A pulsar is a type of rapidly spinning neutron star, which is the small and incredibly dense remnant of a much more massive star. Pulsars are known to produce long X-ray jets of high-energy particles — but this one's the longest ever seen.
NASA has put together a neat primer on pulsars:
The pulsar is called IGR J11014-6103 and it was imaged by NASA's Chandra X-ray Observatory. It's located about 60 light-years from the center of the supernova that created it, SNR MSH 11-61A. It's one of the fastest pulsars ever observed. NASA estimates its speed as being somewhere between 2.5 million and 5 million mph (about 1000 km/s).
"We've never seen an object that moves this fast and also produces a jet," said Lucia Pavan of the University of Geneva in Switzerland in a NASA statement. "By comparison, this jet is almost 10 times longer than the distance between the sun and our nearest star."
That's over 37 light-years in length.
In addition to its impressive span, it has a distinct corkscrew pattern that suggests it's wobbling like a spinning top. It's also generating a cocoon of high-energy particles, called a pulsar wind nebula, that enshrouds and trails behind it in a comet-like tail.
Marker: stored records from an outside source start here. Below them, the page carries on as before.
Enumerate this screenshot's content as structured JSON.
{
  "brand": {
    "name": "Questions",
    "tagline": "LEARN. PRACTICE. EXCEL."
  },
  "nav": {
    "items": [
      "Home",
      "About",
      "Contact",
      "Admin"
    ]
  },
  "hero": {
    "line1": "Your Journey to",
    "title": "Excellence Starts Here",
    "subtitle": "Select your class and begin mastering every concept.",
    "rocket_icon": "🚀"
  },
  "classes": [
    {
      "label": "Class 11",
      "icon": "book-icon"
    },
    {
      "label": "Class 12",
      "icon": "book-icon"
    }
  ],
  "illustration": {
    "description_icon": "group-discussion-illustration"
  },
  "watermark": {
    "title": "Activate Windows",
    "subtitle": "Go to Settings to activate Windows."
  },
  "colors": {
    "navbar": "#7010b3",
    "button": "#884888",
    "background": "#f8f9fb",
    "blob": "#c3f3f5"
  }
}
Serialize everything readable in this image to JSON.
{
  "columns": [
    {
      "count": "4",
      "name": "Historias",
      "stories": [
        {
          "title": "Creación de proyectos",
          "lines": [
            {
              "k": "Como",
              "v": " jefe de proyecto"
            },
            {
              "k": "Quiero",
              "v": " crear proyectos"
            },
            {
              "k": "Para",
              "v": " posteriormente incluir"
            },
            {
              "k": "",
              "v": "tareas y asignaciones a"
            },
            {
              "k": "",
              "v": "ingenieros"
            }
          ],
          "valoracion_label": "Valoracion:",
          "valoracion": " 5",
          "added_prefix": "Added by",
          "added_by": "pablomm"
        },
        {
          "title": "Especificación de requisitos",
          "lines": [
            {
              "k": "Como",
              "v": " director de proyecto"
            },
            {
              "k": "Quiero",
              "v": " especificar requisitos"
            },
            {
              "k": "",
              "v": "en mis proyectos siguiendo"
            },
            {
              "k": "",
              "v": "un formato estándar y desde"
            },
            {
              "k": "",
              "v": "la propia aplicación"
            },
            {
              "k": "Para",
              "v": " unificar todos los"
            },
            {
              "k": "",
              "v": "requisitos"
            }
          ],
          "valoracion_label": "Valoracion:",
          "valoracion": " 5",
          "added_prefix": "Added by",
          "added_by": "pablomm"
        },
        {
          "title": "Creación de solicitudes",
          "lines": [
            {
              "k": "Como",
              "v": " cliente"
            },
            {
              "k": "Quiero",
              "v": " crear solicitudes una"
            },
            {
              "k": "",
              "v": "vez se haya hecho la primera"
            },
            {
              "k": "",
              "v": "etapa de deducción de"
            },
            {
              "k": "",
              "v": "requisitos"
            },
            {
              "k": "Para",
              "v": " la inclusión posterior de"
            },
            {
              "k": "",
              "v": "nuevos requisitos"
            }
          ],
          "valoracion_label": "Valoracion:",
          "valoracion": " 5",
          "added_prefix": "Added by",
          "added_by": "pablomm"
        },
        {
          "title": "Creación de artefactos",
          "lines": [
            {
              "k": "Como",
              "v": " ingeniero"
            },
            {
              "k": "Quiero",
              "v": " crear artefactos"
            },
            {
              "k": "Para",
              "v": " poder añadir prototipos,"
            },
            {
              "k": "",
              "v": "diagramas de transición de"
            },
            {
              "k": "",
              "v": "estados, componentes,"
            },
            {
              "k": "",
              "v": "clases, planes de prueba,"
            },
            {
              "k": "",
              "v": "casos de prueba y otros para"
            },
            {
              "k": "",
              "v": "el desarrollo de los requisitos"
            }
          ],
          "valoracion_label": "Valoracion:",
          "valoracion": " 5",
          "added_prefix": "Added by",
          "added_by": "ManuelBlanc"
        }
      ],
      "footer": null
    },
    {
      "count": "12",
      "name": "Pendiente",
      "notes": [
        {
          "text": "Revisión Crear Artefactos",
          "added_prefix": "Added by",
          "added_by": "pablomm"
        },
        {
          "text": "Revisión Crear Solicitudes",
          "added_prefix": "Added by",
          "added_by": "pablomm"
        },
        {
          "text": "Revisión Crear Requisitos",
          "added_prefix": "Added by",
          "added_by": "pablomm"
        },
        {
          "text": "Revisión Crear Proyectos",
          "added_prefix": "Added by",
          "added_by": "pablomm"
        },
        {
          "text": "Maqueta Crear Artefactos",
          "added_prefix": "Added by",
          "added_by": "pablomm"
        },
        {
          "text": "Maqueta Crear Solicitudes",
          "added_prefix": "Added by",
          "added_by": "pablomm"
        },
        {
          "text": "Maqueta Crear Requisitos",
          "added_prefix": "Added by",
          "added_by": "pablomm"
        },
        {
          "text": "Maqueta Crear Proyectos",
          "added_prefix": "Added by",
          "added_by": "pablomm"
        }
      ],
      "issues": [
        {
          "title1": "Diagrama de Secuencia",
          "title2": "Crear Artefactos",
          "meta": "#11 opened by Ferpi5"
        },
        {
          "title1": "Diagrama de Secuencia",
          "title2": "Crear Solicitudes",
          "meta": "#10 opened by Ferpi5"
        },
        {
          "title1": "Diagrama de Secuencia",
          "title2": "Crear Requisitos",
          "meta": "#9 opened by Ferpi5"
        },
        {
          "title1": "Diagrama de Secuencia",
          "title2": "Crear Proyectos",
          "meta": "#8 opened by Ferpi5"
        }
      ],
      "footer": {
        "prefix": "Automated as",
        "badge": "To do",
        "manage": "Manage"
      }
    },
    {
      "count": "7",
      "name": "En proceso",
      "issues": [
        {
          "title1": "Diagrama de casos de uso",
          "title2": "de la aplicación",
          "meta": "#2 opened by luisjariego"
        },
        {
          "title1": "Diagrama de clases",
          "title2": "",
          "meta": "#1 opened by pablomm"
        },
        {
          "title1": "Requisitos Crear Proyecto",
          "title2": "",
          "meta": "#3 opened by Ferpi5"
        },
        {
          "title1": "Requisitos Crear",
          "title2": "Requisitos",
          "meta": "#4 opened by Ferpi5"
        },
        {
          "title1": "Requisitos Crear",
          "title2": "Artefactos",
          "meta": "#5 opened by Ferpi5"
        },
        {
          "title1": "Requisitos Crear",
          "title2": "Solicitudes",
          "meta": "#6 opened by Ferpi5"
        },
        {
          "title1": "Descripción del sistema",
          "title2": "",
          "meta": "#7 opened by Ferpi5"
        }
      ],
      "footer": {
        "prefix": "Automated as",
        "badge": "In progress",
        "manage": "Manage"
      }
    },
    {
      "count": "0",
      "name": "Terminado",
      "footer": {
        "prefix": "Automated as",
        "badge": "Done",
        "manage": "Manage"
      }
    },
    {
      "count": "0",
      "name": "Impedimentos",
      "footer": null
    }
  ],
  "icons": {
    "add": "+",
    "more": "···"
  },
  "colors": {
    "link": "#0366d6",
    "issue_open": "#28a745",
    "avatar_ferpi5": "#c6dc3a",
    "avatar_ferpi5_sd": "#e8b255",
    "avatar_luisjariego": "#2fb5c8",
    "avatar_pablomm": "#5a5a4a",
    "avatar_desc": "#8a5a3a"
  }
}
According to NASA researchers, the engine driving the pulsar's high speed is likely due to an uneven stellar core collapse during the supernova explosion that spawned it some 10,000 to 20,000 years ago.